The Last Time Greenland Melted to Bedrock

A team of scientists led by Lamont's Joerg Schaefer has found evidence that the Greenland Ice Sheet nearly disappeared in recent geologic history. The findings, derived from a rare sample of bedrock extracted two miles beneath the ice, suggest that the ice sheet is more vulnerable than previously believed.

Antarctica Has a New Explorer Profiling Its Icy Water

Kirsty Tinto and her colleagues in Lamont's Polar Geophysics Group just launched their first ALAMO float into the water off Antarctica's Ross Ice Shelf.
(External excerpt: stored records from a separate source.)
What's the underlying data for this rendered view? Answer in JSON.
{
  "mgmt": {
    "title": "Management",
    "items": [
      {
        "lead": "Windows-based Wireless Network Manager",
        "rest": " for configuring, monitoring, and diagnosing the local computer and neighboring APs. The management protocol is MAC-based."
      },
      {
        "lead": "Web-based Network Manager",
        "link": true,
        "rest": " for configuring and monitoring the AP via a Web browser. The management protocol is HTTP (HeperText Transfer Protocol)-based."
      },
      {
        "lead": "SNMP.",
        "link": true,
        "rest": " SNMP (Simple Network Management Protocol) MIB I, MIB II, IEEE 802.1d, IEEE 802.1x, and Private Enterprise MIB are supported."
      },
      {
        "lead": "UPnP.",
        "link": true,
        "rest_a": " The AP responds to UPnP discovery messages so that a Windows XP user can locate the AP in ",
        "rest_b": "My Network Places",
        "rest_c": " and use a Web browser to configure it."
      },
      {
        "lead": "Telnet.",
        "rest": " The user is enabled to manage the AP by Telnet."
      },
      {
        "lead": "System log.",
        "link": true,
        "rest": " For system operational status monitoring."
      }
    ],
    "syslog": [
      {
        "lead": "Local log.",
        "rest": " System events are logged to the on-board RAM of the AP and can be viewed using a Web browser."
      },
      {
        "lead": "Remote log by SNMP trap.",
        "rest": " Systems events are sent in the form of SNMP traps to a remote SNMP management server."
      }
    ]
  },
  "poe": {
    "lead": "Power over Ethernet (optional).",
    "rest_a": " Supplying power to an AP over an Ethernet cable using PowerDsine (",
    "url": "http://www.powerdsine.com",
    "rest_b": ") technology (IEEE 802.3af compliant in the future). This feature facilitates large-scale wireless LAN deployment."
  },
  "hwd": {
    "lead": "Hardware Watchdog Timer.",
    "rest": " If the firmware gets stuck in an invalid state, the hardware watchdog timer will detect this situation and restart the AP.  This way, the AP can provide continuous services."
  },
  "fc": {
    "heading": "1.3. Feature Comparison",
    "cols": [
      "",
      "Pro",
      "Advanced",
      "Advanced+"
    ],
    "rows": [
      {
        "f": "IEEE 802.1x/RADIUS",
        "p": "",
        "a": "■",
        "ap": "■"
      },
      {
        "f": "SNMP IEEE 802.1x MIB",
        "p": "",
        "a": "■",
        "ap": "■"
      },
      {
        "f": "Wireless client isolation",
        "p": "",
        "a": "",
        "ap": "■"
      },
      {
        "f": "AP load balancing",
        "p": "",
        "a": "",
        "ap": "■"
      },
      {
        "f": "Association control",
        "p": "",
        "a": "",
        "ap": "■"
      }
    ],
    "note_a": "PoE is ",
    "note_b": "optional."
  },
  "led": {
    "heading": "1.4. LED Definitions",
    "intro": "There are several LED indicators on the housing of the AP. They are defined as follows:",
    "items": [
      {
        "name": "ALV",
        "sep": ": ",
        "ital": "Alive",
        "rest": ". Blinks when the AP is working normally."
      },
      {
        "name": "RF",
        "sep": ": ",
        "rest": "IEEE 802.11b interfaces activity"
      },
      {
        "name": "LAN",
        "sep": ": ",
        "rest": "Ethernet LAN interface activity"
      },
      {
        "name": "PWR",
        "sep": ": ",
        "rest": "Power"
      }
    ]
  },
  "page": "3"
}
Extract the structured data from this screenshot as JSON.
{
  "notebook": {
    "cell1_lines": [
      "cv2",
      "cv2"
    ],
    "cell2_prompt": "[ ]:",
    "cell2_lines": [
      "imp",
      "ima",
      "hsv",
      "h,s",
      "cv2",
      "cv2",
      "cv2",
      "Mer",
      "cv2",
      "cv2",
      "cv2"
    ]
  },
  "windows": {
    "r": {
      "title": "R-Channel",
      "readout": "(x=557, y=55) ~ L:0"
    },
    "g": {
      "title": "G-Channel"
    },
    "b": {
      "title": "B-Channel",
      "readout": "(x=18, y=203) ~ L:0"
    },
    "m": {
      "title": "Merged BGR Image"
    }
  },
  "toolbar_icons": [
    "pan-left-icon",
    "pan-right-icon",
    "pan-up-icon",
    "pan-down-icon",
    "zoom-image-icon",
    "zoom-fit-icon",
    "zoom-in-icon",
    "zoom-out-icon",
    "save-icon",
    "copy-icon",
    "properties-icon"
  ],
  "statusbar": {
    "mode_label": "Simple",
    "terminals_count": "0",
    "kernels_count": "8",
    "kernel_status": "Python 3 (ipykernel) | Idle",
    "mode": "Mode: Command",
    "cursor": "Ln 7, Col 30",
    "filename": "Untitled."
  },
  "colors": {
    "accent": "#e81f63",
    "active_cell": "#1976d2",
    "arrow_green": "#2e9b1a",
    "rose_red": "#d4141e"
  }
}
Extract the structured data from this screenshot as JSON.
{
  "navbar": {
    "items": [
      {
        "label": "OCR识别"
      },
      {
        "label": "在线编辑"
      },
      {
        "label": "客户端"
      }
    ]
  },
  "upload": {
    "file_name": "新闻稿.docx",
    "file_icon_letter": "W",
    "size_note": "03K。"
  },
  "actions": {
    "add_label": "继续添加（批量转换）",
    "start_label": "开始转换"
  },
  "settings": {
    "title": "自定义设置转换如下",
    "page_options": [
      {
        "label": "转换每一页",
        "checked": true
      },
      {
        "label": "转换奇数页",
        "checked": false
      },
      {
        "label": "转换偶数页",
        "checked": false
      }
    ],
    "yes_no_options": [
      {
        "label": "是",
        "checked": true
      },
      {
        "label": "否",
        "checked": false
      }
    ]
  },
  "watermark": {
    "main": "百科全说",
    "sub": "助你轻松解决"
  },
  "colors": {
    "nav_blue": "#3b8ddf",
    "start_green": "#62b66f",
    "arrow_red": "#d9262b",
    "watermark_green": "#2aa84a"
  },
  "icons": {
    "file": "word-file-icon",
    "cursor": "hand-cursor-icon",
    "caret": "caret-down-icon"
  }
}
It's the first explorer of its kind to begin seeking out vulnerabilities where warmer (but still near freezing) water from the deep ocean may be seeping in under the critical ice shelf and melting it from below.

When Permafrost Melts, What Happens to Its Carbon?

The Arctic’s frozen ground contains large stores of organic carbon that have been locked in permafrost for thousands of years. A new study by Francesco Muschitiello and colleagues sheds light on what warming temperatures could mean for the future by providing the first direct physical evidence of a massive release of carbon from permafrost at the end of the last glacial period.

Study Links Groundwater Changes to Fracking

A study led by Lamont's Beizhan Yan has found heightened concentrations of some substances in drinking water near sites where hydraulic fracturing has taken place. The substances are not at dangerous levels and their sources are unclear, but the researchers say the findings suggest underground disturbances that could be harbingers of eventual water quality problems.

Illegal Ivory Almost All From Recent Killings, Study Finds

Using chemistry, Kevin Uno and his colleagues have confirmed that African elephant tusks seized by global law enforcement have come almost exclusively from recently killed animals. Their findings bolster evidence of widespread poaching and undercut the idea that many tusks were recycled from older stockpiles.

Three Approaches to Turning CO2 to Stone

Lamont scientists Peter Kelemen, Dave Goldberg, and Martin Stute are developing ways to keep planet-warming carbon dioxide produced by power plants and industries out of the atmosphere by turning it to stone for permanent storage. They're exploring three different approaches. 

How Far Did Sea Level Rise in the Past?

Figuring out how far sea level rose during past warm periods in Earth’s history starts with a walk on the beach, a keen eye for evidence of ancient shorelines, and a highly accurate GPS system. The math isn’t as simple as subtracting the distance from the old shoreline to the water’s edge, though, as Maureen Raymo and Michael Sandstrom explain.
Support Science at Lamont-Doherty Earth Observatory

More Research

Increasing Tornado Outbreaks: Is Climate Change Responsible? - Chiara Lepore

Rip in Crust Drives Undersea Volcanism, Study Says - Yen Joe Tan, Maya Tolstoy

Where Trees Meet Tundra, Decoding Signals of Climate Change - Natalie Boelman, Kevin Griffin

Catch up with Our Scientists 

Tracking Antarctica's Ice Shelves - Margie Turrin

Cruising to an OASIS: Exploring the Sea Floor - Bridgit Boulahanis

Great Quakes in India and Bangladesh? (video) - Mike Steckler, Leonardo Seeber

Like a Rolling Stone: A Conversation with a Geologist - Peter Kelemen

In the News 

PBS NewsHour: Big Droughts, Forest Fires Could Be the New Normal in Appalachia - Park Williams

The New Yorker: Greenland Is Melting - Marco Tedesco

Washington Post: This Antarctic Glacier May Be One of the Biggest Threats to Sea Level - Robin Bell

CBS: Thousands Displaced After Italy Earthquake - Mike Steckler

The John Batchelor Show: Climate & Homo Sapiens Migration during the Last Ice Age - Peter de Menocal
Make A Gift
Your support can revolutionize Earth science research and education
Lamont-Doherty Earth Observatory seeks fundamental knowledge about the origin, evolution and future of the natural world. Our scientists study the planet from its deepest interior to the outer reaches of its atmosphere, on every continent and in every ocean, providing a rational basis for the difficult choices facing humanity.